* How to complete this task *
For the listing below, report all lines that hold the word "image".

[Opening Records to use section]

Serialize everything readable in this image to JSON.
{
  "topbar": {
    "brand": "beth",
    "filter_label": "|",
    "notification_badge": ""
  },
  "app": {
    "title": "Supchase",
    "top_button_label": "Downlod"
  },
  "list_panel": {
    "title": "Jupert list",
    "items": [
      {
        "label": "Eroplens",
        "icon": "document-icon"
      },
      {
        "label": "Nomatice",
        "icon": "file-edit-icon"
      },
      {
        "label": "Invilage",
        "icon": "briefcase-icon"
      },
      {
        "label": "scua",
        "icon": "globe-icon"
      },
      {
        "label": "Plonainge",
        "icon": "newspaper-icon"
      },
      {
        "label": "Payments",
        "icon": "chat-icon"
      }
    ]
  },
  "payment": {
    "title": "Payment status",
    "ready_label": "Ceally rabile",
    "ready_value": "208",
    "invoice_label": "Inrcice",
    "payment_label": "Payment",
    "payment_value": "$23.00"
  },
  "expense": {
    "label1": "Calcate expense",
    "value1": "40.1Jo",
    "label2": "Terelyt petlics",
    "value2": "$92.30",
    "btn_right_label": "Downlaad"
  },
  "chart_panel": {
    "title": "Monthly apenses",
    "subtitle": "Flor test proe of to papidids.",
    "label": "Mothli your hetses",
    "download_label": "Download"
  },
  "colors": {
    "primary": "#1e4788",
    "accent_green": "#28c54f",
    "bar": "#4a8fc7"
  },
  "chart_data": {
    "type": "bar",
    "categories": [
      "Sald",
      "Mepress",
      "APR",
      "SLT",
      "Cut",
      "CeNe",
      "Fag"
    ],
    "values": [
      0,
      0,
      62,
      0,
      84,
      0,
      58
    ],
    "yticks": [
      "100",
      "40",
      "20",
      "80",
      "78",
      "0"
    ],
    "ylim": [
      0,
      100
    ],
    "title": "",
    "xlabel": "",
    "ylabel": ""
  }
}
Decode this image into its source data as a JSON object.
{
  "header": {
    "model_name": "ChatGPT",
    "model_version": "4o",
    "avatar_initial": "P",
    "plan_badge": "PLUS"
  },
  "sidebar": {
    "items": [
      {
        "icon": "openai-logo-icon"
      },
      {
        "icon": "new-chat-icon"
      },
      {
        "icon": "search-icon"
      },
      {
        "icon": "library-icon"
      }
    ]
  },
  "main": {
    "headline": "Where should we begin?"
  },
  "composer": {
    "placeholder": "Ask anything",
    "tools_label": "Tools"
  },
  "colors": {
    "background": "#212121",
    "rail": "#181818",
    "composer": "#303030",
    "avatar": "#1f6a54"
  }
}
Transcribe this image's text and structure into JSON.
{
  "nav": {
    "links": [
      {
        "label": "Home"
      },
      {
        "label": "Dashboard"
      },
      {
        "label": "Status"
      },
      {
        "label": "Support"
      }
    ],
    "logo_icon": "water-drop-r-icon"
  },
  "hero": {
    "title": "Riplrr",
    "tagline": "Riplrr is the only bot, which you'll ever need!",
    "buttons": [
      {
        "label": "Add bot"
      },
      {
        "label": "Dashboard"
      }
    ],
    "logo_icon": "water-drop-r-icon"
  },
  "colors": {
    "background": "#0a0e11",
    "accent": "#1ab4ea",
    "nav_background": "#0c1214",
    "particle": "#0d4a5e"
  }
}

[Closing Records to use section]

* Exercise response *
Serialize everything readable in this image to JSON.
Decode this image into its source data as a JSON object.
Transcribe this image's text and structure into JSON.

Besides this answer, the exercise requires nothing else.